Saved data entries
[Start of section]

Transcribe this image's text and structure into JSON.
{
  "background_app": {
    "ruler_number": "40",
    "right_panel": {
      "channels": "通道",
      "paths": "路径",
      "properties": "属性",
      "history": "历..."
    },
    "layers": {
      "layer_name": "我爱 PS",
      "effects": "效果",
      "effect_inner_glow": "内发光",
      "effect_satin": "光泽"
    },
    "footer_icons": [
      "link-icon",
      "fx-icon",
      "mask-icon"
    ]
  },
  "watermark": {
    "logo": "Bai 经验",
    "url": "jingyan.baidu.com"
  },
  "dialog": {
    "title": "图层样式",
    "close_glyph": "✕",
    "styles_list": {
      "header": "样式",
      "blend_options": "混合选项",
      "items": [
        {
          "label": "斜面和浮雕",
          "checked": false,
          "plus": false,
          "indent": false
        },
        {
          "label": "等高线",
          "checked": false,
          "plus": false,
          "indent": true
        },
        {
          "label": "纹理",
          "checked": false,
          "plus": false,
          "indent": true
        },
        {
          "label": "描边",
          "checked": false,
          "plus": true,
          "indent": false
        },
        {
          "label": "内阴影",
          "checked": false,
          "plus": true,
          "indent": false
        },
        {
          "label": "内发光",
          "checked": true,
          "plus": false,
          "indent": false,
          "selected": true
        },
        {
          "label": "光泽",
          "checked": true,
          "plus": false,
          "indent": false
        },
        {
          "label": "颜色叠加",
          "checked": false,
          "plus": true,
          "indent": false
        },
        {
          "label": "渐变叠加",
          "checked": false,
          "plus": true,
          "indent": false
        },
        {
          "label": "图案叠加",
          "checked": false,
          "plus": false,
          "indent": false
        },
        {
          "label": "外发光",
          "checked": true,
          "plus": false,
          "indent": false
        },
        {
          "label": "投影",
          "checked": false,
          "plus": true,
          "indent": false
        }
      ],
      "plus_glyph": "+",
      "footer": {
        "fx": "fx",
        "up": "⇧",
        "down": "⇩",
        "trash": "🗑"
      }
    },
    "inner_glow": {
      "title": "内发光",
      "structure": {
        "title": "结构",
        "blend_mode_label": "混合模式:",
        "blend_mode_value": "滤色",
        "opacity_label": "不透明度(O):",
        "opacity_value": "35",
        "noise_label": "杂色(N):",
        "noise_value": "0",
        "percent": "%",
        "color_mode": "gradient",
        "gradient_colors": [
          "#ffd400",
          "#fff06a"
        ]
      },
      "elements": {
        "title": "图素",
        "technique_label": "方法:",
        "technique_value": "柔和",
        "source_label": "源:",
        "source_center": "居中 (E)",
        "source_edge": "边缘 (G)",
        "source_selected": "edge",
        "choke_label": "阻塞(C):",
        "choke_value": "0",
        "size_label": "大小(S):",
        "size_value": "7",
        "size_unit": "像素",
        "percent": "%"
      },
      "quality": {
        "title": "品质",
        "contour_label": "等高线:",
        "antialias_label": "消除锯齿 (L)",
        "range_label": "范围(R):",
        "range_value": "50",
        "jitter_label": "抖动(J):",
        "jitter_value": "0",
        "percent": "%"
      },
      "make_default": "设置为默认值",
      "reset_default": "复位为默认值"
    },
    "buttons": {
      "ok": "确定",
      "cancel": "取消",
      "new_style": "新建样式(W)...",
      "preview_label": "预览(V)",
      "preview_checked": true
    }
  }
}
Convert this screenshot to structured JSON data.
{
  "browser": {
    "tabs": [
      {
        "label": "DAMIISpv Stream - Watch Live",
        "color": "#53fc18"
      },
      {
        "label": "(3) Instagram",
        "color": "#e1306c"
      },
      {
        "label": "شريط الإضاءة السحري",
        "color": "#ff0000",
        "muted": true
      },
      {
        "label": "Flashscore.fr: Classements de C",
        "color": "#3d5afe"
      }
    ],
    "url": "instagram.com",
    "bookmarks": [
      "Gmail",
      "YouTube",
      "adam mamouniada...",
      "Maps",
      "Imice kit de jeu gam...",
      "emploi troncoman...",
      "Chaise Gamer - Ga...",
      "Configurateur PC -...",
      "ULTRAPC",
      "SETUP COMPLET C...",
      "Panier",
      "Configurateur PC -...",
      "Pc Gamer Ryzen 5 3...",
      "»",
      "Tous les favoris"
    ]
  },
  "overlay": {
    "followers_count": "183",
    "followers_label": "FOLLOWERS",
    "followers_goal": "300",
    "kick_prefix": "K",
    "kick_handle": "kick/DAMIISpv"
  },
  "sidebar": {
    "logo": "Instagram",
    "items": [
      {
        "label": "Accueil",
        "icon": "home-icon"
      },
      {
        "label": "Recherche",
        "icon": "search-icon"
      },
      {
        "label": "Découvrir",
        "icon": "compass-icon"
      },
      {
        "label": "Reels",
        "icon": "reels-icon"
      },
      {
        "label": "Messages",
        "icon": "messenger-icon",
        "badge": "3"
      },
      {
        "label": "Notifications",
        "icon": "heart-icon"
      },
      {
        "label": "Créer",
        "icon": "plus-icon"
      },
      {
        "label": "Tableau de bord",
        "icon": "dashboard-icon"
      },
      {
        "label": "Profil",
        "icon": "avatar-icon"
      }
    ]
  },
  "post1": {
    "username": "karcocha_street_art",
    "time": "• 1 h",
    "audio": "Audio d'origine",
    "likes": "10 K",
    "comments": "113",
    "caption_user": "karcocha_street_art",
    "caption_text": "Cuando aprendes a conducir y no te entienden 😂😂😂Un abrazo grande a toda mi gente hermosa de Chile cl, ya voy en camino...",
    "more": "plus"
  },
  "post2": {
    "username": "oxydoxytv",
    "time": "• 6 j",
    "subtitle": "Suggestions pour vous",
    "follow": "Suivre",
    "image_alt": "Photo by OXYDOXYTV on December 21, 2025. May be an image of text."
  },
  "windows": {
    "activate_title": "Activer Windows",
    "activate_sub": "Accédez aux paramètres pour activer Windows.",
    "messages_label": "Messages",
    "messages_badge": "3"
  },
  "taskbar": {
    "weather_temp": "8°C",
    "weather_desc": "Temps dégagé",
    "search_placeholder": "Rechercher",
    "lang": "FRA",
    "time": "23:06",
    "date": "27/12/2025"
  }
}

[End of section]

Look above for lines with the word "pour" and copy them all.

    "subtitle": "Suggestions pour vous",
    "activate_sub": "Accédez aux paramètres pour activer Windows.",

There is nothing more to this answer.